▸ **Task statement**:
Every line in the entries that holds the word "Trastevere" counts toward the answer, which should be a single number.

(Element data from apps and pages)
•••

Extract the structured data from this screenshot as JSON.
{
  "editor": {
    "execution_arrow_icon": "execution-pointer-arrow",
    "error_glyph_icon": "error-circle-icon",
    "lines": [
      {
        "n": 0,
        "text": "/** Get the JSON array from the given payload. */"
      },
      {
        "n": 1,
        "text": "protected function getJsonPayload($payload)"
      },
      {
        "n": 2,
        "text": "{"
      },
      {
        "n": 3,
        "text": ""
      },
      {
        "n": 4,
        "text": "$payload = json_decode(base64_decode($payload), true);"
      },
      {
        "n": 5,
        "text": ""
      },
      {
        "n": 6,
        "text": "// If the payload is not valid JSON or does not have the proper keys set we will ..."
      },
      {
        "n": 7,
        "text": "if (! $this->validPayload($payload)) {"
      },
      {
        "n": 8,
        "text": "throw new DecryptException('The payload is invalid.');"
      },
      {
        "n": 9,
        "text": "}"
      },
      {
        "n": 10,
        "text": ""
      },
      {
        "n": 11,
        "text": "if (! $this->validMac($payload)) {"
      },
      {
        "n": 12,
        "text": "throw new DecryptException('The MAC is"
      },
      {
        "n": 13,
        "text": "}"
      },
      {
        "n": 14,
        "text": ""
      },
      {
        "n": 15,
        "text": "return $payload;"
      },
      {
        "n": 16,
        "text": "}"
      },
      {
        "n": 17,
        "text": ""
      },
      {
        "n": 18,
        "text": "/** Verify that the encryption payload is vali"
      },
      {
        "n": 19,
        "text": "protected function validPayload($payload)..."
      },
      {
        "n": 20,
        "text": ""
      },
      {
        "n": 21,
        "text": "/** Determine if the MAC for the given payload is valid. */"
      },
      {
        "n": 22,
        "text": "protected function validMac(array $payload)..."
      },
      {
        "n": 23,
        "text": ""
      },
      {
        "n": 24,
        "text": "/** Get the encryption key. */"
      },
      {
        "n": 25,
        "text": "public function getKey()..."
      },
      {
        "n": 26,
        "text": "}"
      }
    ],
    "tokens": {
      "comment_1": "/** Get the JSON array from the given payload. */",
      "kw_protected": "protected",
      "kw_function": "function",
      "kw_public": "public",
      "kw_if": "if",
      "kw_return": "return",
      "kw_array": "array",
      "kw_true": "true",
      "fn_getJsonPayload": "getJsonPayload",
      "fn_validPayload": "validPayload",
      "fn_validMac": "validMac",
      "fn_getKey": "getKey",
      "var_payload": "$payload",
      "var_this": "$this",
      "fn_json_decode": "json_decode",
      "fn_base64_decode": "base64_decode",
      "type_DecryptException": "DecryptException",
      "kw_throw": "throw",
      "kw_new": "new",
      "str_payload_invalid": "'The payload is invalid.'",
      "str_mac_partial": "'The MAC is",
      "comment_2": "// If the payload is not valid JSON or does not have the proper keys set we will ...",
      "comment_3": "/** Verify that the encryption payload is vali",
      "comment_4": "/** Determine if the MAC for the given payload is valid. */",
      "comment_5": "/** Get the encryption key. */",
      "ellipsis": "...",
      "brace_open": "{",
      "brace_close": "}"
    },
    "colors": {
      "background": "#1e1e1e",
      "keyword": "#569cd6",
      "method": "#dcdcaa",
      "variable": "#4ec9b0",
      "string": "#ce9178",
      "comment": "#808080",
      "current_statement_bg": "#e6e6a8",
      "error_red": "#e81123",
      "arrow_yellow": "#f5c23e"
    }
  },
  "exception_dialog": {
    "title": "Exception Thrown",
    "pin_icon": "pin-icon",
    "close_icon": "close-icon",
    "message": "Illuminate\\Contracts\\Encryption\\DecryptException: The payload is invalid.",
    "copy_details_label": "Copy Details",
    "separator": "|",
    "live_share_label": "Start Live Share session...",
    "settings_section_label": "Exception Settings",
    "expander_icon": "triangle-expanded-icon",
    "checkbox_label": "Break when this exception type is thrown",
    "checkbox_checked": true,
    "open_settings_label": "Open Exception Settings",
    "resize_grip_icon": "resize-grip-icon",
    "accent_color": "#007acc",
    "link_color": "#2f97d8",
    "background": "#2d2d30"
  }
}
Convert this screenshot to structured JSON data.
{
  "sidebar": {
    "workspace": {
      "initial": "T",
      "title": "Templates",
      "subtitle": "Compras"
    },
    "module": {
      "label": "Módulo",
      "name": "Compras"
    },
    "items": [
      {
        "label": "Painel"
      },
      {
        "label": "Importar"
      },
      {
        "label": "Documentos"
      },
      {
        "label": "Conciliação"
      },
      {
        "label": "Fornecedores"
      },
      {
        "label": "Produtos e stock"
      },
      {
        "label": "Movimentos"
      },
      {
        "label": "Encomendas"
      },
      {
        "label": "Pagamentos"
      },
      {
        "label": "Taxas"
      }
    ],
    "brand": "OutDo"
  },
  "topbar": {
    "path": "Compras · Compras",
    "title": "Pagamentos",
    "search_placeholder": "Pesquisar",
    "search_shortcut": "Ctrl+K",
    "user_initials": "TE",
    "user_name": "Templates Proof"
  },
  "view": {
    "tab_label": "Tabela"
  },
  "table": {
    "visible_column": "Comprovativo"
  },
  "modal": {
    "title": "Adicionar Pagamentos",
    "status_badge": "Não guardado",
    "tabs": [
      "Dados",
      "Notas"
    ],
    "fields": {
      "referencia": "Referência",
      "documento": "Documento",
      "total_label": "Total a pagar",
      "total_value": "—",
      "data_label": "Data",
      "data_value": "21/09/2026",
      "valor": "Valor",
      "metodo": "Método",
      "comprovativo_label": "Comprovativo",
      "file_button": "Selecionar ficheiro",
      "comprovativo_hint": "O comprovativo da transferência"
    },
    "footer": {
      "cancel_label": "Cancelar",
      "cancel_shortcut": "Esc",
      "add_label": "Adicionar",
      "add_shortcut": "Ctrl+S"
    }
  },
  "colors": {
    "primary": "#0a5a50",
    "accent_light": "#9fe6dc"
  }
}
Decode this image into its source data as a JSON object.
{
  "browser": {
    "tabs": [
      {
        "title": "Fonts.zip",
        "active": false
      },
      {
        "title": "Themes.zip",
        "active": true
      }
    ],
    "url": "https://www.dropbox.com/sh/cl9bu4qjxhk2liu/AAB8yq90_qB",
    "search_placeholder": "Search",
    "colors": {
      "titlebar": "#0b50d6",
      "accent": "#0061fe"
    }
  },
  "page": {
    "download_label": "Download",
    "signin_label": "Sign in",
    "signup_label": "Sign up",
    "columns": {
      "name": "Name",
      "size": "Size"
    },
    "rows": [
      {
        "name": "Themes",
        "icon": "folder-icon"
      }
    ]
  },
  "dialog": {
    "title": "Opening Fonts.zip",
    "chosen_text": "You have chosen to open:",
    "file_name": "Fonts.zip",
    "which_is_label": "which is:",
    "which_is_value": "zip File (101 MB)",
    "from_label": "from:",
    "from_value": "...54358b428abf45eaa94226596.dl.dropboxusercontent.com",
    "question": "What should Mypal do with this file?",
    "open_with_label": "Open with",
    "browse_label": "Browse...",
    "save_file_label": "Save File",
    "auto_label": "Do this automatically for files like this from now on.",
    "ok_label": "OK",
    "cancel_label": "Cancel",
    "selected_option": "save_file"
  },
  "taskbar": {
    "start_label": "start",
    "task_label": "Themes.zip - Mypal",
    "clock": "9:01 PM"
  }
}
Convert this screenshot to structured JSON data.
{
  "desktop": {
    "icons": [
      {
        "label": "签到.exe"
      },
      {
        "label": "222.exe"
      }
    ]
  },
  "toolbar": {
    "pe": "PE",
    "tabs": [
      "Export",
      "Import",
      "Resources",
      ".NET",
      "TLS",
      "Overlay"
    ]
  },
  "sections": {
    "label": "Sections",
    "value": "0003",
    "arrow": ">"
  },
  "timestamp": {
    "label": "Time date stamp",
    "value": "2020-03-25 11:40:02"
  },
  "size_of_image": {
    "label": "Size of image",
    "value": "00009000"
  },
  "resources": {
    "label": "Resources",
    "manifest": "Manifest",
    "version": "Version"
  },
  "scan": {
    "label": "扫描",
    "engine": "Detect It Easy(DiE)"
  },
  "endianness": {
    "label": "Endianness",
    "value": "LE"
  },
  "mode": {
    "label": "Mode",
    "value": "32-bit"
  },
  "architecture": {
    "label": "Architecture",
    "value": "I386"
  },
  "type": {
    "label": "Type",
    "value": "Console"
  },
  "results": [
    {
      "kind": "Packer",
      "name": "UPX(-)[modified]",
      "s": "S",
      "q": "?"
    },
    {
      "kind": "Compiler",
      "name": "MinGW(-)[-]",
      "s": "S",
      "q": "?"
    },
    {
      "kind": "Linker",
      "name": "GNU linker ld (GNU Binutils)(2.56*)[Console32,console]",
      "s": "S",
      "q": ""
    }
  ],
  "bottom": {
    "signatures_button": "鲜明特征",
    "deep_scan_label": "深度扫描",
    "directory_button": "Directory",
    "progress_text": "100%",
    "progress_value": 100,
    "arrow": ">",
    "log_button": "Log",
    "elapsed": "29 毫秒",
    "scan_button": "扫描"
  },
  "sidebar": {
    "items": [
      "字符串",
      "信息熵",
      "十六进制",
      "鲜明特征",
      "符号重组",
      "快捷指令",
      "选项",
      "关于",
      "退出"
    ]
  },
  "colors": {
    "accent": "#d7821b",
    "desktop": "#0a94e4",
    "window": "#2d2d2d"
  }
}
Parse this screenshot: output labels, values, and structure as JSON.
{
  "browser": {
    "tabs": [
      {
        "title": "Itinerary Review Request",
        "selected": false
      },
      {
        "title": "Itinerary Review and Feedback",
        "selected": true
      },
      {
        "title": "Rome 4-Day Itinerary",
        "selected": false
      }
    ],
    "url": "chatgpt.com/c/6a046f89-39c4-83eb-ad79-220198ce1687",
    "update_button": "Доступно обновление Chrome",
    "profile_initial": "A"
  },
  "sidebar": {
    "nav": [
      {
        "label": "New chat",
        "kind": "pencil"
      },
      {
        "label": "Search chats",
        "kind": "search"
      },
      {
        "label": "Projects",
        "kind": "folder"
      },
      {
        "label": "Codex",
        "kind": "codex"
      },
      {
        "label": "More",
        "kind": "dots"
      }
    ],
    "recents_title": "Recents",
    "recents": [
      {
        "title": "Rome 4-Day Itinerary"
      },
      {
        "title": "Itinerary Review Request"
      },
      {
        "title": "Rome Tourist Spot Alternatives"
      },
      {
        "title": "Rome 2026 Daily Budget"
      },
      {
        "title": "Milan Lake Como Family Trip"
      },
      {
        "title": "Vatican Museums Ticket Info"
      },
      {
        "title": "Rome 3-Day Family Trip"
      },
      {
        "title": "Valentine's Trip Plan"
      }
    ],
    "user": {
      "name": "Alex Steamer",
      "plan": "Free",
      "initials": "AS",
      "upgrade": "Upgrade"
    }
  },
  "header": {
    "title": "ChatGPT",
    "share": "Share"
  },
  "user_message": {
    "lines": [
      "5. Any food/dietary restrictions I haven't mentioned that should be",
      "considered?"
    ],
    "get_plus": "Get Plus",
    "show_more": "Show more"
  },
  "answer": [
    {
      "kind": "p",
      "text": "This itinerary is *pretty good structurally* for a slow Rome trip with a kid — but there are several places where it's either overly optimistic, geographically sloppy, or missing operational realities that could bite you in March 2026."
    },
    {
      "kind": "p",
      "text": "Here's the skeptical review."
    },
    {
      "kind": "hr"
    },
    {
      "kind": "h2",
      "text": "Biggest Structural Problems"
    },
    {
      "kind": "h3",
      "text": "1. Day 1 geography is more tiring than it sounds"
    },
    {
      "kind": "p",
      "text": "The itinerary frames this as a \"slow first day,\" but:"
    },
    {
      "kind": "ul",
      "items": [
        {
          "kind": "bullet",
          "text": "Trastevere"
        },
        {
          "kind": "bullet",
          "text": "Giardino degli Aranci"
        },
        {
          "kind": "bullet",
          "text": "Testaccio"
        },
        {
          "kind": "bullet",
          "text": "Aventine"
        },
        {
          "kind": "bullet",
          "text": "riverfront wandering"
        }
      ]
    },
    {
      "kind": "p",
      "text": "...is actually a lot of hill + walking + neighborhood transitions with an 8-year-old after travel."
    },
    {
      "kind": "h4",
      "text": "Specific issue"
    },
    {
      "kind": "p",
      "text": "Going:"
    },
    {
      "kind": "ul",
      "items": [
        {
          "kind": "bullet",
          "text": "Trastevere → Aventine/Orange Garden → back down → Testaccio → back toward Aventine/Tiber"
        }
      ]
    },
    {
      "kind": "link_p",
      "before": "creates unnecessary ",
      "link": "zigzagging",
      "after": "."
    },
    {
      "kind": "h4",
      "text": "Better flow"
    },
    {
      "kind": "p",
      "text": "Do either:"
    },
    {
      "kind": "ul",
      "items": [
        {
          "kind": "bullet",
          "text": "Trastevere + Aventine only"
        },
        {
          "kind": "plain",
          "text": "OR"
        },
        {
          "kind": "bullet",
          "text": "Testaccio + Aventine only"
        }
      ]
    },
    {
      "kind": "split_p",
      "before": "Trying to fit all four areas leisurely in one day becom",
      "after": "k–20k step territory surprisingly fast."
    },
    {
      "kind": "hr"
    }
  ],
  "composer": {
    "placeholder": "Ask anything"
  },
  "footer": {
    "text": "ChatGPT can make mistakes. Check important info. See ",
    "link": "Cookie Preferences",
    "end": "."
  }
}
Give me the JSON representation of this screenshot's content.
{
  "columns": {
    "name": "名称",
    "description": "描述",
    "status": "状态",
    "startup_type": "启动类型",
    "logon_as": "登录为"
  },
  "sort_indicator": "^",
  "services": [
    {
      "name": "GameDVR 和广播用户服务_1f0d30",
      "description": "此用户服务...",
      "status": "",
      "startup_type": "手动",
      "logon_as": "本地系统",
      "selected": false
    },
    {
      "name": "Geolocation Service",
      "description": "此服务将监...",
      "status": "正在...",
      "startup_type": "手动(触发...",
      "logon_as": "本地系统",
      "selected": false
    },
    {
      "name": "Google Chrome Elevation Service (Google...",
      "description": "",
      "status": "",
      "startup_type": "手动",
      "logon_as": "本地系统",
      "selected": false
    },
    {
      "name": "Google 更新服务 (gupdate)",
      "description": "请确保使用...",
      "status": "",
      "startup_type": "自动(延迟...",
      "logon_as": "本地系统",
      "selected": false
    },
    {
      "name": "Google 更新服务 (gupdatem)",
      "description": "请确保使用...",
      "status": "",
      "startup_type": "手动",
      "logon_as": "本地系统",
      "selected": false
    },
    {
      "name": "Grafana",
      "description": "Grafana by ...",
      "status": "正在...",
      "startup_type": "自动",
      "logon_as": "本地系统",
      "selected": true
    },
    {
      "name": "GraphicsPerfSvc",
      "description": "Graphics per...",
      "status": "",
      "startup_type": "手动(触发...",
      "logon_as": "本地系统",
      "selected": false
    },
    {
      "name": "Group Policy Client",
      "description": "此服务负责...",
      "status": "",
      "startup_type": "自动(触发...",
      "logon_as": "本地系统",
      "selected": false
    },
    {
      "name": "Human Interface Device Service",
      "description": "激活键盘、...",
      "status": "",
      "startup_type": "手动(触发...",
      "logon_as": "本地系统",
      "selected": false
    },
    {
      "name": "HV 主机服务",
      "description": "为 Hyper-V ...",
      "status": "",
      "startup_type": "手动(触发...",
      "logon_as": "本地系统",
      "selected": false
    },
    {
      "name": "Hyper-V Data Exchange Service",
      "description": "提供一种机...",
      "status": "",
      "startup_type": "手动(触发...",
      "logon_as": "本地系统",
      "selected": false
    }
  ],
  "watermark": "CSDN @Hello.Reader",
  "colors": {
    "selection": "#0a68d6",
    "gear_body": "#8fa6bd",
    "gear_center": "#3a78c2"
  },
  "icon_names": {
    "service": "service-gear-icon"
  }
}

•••

▸ **Task result**:
3